Just hours after New Jersey Gov. Chris Christie gave his surprise endorsement to Republican front-runner Donald Trump, Maine Gov. Paul LePage joined in with his support, giving Trump the nod during a radio interview.

"I'll be very honest -- originally I said I'd like to see a governor," LePage, who initially endorsed Christie in the 2016 race, told New England radio host Howie Carr on Friday. "But unfortunately, the American people are not going a governor this year, so I'm gonna endorse Donald Trump."

LePage said he saw a bit of himself in the brash reality television star, and their similarities were what propelled his endorsement.

Friday surprise! Christie endorses Trump

"I was Donald Trump before Donald Trump became popular," said LePage, who has had no shortage of controversial comments during his tenure as Maine's Republican chief executive. "So I think I should support him since we're one of the same cloth."

Earlier on Friday, Christie, once a rival to for the GOP nomination and a vocal Trump critic, backed the New York businessman as "the best person to beat Hillary Clinton in November."

Christie, who dropped out of the White House race after a poor showing in New Hampshire's primary earlier this month, added that Trump was a "strong and resolute leader."

At his press conference Friday, Trump told reporters that "generally speaking I'm not big on endorsements." But of the New Jersey Republican's support, Trump said, "This was an endorsement that really meant a lot."

Whether he likes them or not, Trump also racked up his first congressional endorsements this week.

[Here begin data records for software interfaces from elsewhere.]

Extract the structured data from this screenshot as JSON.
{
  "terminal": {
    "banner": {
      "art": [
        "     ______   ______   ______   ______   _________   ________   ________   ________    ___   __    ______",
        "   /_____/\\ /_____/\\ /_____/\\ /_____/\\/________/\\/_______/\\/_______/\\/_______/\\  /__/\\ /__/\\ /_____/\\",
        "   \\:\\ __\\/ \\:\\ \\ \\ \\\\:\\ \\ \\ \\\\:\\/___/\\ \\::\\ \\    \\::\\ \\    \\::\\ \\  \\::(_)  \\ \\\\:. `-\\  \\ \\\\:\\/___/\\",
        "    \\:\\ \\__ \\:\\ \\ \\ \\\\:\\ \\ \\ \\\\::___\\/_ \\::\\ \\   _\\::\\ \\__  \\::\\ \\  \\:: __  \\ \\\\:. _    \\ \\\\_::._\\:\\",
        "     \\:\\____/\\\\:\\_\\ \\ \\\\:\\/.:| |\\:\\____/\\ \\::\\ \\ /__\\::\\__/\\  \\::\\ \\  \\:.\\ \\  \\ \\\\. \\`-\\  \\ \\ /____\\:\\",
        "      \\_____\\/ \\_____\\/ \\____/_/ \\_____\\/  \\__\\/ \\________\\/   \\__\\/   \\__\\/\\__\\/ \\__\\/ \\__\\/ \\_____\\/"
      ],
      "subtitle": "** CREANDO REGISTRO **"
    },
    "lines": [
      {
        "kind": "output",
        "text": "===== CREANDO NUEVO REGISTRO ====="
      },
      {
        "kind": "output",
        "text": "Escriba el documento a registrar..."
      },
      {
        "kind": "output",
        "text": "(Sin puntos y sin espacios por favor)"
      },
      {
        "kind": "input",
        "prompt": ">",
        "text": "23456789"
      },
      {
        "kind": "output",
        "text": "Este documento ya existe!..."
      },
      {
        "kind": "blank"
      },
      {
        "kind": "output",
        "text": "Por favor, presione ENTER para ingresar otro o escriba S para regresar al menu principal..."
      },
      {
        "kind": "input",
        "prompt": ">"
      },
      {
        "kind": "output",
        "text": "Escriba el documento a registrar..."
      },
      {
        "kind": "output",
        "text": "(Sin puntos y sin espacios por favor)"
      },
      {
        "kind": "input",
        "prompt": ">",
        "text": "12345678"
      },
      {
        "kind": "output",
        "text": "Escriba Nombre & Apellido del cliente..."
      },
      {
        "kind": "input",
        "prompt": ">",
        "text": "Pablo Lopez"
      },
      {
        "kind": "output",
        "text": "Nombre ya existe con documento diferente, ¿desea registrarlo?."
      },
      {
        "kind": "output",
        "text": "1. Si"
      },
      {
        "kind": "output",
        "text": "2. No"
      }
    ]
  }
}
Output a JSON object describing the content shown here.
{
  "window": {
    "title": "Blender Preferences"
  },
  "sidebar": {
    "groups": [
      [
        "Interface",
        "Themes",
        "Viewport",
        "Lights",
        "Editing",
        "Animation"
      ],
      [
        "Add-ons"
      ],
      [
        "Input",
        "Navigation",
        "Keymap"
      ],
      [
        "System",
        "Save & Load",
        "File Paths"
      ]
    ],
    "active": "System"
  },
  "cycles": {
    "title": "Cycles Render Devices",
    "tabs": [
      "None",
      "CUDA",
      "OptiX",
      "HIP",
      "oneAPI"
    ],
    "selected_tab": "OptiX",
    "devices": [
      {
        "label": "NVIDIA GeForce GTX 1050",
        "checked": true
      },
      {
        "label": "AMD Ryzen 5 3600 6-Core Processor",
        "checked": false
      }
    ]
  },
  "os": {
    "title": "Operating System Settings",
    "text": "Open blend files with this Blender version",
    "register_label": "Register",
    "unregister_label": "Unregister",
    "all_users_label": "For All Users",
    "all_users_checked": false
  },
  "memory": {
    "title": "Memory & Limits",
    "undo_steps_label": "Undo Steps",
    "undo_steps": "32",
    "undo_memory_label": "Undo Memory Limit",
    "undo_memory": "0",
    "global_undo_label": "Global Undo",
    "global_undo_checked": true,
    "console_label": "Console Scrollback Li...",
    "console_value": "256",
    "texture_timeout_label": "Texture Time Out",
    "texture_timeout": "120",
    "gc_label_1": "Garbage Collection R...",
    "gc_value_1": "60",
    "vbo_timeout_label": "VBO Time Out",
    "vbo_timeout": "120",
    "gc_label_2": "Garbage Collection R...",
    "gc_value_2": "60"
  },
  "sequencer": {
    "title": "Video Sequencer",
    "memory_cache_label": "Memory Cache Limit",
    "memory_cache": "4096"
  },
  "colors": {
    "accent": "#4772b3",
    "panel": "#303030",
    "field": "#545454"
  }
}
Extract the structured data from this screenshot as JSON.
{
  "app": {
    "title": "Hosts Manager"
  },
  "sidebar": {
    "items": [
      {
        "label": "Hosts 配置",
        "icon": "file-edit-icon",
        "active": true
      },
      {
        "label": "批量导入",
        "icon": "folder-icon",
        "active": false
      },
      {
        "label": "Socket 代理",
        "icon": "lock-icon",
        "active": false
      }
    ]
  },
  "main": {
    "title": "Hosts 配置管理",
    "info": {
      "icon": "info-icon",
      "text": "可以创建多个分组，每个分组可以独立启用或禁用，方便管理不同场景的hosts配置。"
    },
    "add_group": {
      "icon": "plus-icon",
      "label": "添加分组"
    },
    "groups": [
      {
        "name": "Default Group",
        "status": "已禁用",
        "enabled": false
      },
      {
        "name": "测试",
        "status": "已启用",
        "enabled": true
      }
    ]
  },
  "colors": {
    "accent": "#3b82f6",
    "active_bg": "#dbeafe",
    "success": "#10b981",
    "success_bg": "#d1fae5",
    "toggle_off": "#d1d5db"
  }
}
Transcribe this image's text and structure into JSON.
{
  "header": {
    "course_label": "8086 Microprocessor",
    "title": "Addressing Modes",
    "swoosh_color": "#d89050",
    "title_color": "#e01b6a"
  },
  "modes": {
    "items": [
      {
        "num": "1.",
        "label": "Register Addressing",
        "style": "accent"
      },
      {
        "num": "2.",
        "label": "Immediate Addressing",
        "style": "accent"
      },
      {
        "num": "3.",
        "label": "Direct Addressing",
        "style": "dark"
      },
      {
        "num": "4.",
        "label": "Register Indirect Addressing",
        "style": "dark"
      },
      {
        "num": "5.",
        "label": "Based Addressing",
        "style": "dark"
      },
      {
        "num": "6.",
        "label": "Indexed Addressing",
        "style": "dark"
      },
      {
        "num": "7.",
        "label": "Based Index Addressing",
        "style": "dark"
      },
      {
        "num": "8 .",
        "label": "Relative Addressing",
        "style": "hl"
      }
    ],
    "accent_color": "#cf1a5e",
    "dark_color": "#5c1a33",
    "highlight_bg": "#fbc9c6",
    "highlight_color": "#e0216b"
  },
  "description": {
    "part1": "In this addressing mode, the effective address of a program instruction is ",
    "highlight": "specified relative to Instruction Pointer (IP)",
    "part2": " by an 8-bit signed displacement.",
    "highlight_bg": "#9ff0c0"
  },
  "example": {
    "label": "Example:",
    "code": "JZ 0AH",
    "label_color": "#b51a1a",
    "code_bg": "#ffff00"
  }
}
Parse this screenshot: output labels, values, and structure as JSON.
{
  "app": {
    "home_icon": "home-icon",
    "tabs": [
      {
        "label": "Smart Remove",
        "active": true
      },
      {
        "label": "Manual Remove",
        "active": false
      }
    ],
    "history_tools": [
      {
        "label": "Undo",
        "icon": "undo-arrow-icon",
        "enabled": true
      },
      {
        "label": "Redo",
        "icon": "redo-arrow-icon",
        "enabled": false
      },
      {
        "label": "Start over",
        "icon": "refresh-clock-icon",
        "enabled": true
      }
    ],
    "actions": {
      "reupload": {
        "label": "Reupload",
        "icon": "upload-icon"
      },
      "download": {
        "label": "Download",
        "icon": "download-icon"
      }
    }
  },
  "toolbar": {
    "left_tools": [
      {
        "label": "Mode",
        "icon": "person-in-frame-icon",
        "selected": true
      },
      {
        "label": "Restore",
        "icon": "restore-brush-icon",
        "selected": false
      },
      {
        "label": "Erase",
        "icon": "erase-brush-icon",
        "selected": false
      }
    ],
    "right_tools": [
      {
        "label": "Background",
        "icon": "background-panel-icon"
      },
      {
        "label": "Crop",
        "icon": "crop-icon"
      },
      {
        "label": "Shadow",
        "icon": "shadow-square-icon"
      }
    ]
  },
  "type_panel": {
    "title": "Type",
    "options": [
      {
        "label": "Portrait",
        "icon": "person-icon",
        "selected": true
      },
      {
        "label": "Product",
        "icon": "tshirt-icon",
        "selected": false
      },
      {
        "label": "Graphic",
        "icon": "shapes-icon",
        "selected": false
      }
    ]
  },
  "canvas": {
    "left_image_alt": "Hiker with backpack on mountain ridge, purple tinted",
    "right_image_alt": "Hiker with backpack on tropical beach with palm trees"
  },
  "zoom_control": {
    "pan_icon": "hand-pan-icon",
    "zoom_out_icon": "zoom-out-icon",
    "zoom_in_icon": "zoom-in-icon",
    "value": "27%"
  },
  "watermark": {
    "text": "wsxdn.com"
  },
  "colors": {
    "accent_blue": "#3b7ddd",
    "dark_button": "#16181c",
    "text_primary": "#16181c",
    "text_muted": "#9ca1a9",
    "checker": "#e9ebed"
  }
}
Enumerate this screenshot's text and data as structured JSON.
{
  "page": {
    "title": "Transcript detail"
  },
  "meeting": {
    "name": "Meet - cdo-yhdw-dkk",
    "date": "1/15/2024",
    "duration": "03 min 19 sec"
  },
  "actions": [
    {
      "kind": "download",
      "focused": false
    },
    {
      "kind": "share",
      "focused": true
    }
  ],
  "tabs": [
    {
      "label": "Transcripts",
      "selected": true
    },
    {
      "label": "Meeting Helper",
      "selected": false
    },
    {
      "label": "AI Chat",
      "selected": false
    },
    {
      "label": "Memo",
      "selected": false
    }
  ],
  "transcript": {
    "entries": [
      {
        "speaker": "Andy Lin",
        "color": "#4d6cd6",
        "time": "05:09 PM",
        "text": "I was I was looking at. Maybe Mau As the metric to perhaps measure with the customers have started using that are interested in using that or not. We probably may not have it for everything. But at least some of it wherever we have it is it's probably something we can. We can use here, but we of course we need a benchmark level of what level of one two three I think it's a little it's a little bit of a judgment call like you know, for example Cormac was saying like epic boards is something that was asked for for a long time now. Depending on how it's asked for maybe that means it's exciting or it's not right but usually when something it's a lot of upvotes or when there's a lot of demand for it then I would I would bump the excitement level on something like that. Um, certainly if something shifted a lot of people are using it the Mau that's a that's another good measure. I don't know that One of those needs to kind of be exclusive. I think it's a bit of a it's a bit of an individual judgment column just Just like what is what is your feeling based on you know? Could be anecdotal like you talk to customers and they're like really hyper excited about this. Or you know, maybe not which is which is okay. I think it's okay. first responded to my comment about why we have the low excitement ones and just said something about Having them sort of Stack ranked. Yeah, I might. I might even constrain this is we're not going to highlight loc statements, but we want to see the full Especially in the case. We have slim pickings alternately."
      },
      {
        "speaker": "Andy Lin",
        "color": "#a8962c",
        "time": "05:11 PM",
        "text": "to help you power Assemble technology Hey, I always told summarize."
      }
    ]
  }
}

New York Republican Rep. Chris Collins and California Rep. Duncan Hunter threw their weight behind the billionaire.

The endorsements come at a crucial time for the White House hopefuls. In just a few days time, voters will cast their ballots across 13 states and one American territory in the Super Tuesday nominating contests, which represent a sizable chunk of delegates needed to secure the GOP nomination.